The Swedes are officially gone. I’m happy to report they had a great time in Seattle and the Pacific Northwest during their week long visit. After they left Seattle last week I sent them to Port Angeles for a couple nights so they could explore Olympic National Park. Olympic National Park is one of my favorite places to unwind in the state of Washington which is why I sent them there. I then suggested they visit Victoria, British Columbia, which they did. I’m very jealous because they took one of those wicked whale watching cruises and saw a few pods of whales. I’ve only seen a couple whales in my entire life so I’m naturally a tad jealous. While in Hawaii last year, a mom humpback and her baby breached right by our boat, truly an incredible sight.

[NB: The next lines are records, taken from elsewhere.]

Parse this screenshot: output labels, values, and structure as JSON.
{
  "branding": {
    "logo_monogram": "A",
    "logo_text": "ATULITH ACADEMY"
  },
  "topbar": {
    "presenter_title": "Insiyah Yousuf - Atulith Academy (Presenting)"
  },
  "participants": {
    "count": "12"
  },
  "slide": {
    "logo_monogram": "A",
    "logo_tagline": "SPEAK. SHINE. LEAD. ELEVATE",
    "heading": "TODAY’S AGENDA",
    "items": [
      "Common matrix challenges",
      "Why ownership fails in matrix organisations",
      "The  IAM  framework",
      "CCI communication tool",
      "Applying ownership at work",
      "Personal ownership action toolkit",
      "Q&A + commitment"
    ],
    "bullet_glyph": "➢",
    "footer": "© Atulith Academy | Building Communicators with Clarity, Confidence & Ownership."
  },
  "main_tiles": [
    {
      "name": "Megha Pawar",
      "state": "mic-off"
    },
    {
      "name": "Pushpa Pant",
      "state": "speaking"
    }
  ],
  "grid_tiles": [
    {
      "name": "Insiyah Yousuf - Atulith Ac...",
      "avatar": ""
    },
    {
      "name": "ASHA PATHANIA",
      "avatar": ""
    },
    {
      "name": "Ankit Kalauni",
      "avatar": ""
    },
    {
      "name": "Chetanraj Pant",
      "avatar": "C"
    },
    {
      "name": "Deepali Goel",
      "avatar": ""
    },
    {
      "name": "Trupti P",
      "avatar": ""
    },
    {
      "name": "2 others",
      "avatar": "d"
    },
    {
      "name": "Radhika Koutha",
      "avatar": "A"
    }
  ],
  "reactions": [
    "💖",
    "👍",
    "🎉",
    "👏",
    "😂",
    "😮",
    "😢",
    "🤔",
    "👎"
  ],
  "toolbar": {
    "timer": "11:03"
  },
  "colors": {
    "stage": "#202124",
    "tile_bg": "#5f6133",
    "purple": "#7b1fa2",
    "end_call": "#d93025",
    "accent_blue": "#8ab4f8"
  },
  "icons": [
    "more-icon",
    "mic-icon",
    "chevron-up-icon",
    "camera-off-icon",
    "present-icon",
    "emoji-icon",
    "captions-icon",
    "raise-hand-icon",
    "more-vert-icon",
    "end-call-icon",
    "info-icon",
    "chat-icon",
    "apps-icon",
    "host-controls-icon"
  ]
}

The Swedes wrapped up their trip by crossing over the Cascade Mountains which divide the state of Washington into East & West, passing through the North Cascades National Park. This is one of the least visited national parks in the lower 48 states for some reason. Mt. Rainier and Olympic National Park are huge draws and have easier access. I’ve spent some time in the North Cascades National Park and it’s beautiful. It’s a very desolate place with emerald green lakes and tremendous access to the wild and that’s the way I like it. Well worth a visit if you ever happen to make it to Seattle.
Back to the Swedes though. They arrived back in Seattle last night and head to Chicago for a couple days and then board a plane destined for the mothership. I chatted with them about their Seattle adventures and they were very gracious of the recommendations I provided. Things went really well for them and had no hangups or problems while crossing the US-Canada border. We relieved their adventures and they
All of this travel talk makes me get back to my roots. I studied forestry in college because I really love the outdoors. In fact I love them so much I got a cute degree in Forest Resource Management. How do you like them apples? Sounds lovely eh? So you ask, what are you doing with that degree young man? I will be completely honest and say nothing. I chose forestry because I love being out in the woods and seeing nature first hand. I’m a very visual learner so studying trees was a natural, plus I hid in the woods when I was a bad boy for about five years of my childhood (ages 9-14).
Recently I’ve had discussions with people about careers and it’s abundantly clear I’ve got a career shift in the making. Last Friday night I discussed teaching with a woman at a party. She gave me tons of great information, including her digits, about schools, teaching, qualifications, curriculum, etc. She graciously invited me to stop by her school in downtown Seattle to see what I think. On the drive home from that party I was all hopped up chatting about the school. I pulled in the driveway and my wife says "you didn’t stop talking the entire way home". As much as it pained me to admit this, it was true. I must listen to my heart and see where it leads me career wise since professional blogging seems more like a pipe dream than a reality.